Entries from a dataset of interfaces:
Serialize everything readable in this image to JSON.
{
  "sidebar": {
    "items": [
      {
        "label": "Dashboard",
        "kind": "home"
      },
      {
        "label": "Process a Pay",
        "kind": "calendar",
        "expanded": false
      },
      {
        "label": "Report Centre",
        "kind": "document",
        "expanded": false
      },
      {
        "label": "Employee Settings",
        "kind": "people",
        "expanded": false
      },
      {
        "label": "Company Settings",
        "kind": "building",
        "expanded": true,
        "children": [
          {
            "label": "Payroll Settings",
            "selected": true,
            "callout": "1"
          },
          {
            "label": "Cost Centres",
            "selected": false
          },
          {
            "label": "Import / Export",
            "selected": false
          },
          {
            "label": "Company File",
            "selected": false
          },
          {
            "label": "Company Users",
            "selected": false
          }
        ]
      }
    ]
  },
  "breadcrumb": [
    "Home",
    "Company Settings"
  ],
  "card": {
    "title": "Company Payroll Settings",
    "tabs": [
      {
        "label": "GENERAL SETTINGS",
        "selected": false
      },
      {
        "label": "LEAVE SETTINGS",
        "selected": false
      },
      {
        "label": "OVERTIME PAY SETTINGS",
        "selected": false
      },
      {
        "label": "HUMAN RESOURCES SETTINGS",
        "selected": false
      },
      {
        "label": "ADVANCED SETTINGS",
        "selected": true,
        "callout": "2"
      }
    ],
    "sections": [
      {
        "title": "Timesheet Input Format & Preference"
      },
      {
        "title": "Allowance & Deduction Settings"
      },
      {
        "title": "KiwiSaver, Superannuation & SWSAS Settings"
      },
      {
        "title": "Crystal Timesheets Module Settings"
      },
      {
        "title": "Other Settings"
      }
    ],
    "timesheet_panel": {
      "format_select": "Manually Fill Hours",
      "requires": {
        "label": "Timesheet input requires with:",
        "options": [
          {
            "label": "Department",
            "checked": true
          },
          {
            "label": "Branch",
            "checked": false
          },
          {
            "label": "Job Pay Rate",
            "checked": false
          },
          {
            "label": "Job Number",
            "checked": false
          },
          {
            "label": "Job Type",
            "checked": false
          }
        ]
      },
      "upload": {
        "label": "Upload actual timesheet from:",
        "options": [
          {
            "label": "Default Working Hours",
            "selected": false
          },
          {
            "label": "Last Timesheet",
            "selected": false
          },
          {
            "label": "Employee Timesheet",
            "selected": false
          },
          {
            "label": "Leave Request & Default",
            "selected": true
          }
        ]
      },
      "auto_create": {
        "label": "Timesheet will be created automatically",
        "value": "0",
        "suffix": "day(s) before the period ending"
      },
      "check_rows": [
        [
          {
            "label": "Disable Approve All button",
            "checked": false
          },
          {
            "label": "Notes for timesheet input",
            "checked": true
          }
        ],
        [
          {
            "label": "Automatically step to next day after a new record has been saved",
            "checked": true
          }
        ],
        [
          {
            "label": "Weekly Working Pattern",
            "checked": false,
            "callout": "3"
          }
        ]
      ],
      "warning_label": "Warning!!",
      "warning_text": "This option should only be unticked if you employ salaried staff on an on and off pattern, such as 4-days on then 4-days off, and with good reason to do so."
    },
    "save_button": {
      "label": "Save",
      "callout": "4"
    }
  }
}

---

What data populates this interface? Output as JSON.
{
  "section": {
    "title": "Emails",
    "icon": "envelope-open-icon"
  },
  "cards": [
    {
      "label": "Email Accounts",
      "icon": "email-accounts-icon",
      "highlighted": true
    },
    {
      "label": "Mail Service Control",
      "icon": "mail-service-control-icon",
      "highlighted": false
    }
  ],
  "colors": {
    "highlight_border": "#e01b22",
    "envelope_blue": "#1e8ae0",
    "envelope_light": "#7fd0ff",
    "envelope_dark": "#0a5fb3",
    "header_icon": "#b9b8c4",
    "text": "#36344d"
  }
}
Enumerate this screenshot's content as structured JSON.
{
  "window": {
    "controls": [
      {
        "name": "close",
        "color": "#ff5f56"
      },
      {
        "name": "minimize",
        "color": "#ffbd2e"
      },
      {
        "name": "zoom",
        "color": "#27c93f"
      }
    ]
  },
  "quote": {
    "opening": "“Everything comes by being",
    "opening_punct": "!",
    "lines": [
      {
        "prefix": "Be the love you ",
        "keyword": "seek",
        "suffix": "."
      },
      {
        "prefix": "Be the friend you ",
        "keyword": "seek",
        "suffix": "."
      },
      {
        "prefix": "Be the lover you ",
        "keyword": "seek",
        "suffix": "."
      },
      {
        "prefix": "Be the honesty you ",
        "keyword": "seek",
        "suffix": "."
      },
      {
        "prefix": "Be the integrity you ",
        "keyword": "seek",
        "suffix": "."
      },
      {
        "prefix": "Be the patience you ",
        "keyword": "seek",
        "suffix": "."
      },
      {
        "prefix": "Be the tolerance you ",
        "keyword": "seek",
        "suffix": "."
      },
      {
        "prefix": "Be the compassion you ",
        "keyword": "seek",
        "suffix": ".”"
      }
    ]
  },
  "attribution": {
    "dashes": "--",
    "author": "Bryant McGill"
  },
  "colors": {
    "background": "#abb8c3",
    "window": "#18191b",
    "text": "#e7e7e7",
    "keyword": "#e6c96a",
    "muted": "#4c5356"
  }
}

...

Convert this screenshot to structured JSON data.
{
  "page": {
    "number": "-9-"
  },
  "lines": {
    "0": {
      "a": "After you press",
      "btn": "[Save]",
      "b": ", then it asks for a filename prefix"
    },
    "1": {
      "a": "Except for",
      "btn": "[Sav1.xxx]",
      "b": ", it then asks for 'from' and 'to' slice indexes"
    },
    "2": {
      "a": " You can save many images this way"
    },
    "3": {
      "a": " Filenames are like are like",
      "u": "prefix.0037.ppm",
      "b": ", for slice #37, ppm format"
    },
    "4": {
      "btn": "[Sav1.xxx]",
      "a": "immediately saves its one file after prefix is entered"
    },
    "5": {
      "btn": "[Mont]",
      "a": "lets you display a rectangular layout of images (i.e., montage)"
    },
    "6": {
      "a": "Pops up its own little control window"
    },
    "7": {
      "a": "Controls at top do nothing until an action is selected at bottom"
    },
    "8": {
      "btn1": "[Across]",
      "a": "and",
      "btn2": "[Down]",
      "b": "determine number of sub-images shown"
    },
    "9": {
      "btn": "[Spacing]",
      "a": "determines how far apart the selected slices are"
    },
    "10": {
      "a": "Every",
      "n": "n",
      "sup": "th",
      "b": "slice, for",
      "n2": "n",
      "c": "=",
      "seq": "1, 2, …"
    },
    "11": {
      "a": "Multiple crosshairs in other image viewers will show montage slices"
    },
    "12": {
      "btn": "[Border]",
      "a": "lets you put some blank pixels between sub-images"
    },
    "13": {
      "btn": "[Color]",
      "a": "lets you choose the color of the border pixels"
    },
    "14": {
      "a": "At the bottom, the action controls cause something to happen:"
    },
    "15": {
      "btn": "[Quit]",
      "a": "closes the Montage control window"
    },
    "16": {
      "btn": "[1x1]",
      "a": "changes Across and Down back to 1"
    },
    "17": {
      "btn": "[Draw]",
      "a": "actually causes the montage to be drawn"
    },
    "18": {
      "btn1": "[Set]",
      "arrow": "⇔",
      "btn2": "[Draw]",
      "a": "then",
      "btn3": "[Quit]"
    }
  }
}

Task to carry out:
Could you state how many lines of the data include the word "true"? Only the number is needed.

Expected output:
8